Google balloon internet project unveiled

Google has unveiled “Project Loon,” a brilliant but ambitious idea to have everyone in the world, specially those in remote areas, connected online...using balloons.

The helium-filled giant balloon carries a platform which receives internet signal and beams it back to Earth.

The technology is still on the test phase. If successful, it could allow underdeveloped countries to advance via online connectivity without the need to lay costly fiber cable lines or propagate internet signal wirelessly through cellsites.

With Google’s internet-beaming balloon, people in far-flung villages can get broadband access to be able to gather useful information that can improve their socio-economic lives.

The technology can also be utilized in times of crisis. If for example a calamity or disaster strikes, causing massive damage to power and communication facilities, a balloon flown over the affected area will provide internet service, paving the way for quicker response from people outside, as well as government assistance.
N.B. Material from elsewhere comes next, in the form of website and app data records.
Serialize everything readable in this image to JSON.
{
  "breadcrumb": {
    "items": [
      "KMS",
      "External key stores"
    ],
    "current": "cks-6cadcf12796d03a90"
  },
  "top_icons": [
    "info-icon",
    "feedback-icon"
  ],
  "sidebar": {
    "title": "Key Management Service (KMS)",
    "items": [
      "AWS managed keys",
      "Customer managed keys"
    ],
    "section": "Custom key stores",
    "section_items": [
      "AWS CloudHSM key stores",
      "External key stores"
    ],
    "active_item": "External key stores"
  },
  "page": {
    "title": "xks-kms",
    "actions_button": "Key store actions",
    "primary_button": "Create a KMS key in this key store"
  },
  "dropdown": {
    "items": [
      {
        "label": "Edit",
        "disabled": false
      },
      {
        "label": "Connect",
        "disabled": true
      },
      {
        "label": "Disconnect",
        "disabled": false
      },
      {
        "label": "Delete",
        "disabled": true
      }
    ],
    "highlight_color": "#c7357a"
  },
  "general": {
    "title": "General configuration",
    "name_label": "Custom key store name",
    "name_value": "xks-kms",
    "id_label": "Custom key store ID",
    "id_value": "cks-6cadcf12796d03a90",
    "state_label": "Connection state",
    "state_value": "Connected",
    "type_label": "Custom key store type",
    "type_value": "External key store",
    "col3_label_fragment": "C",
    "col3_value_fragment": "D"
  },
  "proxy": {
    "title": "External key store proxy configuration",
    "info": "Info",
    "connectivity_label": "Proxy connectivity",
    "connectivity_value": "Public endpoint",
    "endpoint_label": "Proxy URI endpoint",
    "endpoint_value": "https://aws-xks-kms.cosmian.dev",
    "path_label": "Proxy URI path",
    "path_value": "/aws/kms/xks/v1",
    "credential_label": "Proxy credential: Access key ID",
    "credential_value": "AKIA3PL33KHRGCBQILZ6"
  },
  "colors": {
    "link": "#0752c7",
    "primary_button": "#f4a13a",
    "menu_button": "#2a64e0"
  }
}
Engineers from Google X lab, the team behind the wearable computer Google Glass and the driverless Google car, created the internet-beaming balloon.
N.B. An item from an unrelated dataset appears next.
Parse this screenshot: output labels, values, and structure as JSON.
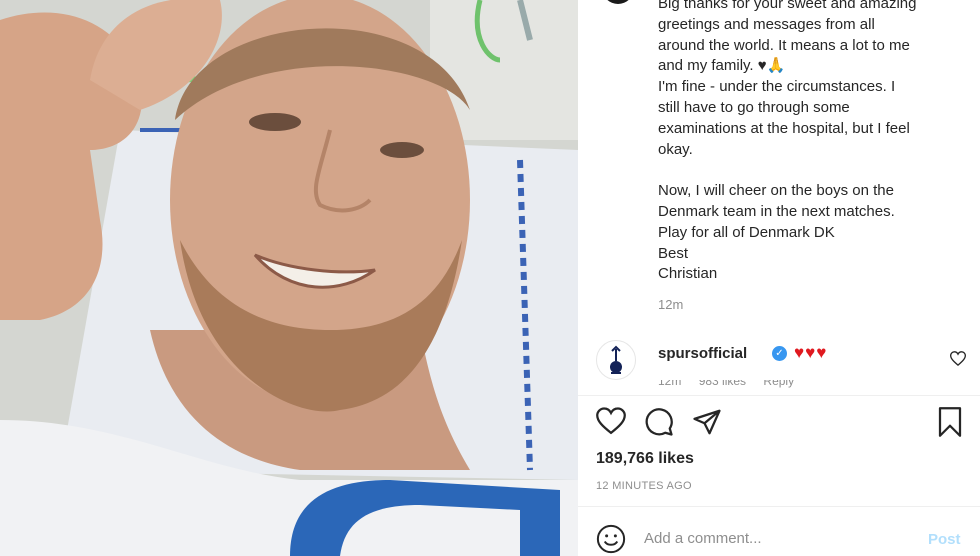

In terms of safety, Project Loon founder Richard DeVaul said the balloons “wouldn’t interfere with aircraft” because they “fly below satellites” and “twice as high as airplanes,” reports the Associated Press. They also don’t carry cameras, downplaying concerns on surveillance.

The report said each balloon would provide internet service for an area “twice the size of New York City.” That’s about 1,250 square kilometers or 780 square miles, with or without terrains.

In order to receive signal, users will need to plug a receiver about the size of a basketball into the computer. No pricing has been revealed yet, but Google is reportedly “striving to make both the balloons and receivers as inexpensive as possible.”